Problem description: Reproduce every record precisely, leaving no line out.

-- Given records follows --

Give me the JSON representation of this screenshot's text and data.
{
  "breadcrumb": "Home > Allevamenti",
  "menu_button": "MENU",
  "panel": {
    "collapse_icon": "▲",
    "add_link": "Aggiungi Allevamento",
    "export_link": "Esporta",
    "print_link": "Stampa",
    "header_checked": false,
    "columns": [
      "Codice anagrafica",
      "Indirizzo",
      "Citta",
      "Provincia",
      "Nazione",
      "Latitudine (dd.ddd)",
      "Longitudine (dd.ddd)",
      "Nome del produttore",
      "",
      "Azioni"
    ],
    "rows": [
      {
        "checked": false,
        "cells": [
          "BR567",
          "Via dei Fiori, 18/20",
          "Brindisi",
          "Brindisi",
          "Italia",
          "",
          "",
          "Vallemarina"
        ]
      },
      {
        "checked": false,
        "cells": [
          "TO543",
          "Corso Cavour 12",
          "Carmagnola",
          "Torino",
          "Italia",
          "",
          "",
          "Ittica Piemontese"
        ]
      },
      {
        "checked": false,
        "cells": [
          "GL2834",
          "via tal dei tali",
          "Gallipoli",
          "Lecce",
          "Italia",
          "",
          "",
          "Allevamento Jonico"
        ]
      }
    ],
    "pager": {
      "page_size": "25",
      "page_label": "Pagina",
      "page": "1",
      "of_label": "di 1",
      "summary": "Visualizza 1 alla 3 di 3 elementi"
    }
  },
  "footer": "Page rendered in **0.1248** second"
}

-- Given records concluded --

Task response:
Give me the JSON representation of this screenshot's text and data.
{
  "breadcrumb": "Home > Allevamenti",
  "menu_button": "MENU",
  "panel": {
    "collapse_icon": "▲",
    "add_link": "Aggiungi Allevamento",
    "export_link": "Esporta",
    "print_link": "Stampa",
    "header_checked": false,
    "columns": [
      "Codice anagrafica",
      "Indirizzo",
      "Citta",
      "Provincia",
      "Nazione",
      "Latitudine (dd.ddd)",
      "Longitudine (dd.ddd)",
      "Nome del produttore",
      "",
      "Azioni"
    ],
    "rows": [
      {
        "checked": false,
        "cells": [
          "BR567",
          "Via dei Fiori, 18/20",
          "Brindisi",
          "Brindisi",
          "Italia",
          "",
          "",
          "Vallemarina"
        ]
      },
      {
        "checked": false,
        "cells": [
          "TO543",
          "Corso Cavour 12",
          "Carmagnola",
          "Torino",
          "Italia",
          "",
          "",
          "Ittica Piemontese"
        ]
      },
      {
        "checked": false,
        "cells": [
          "GL2834",
          "via tal dei tali",
          "Gallipoli",
          "Lecce",
          "Italia",
          "",
          "",
          "Allevamento Jonico"
        ]
      }
    ],
    "pager": {
      "page_size": "25",
      "page_label": "Pagina",
      "page": "1",
      "of_label": "di 1",
      "summary": "Visualizza 1 alla 3 di 3 elementi"
    }
  },
  "footer": "Page rendered in **0.1248** second"
}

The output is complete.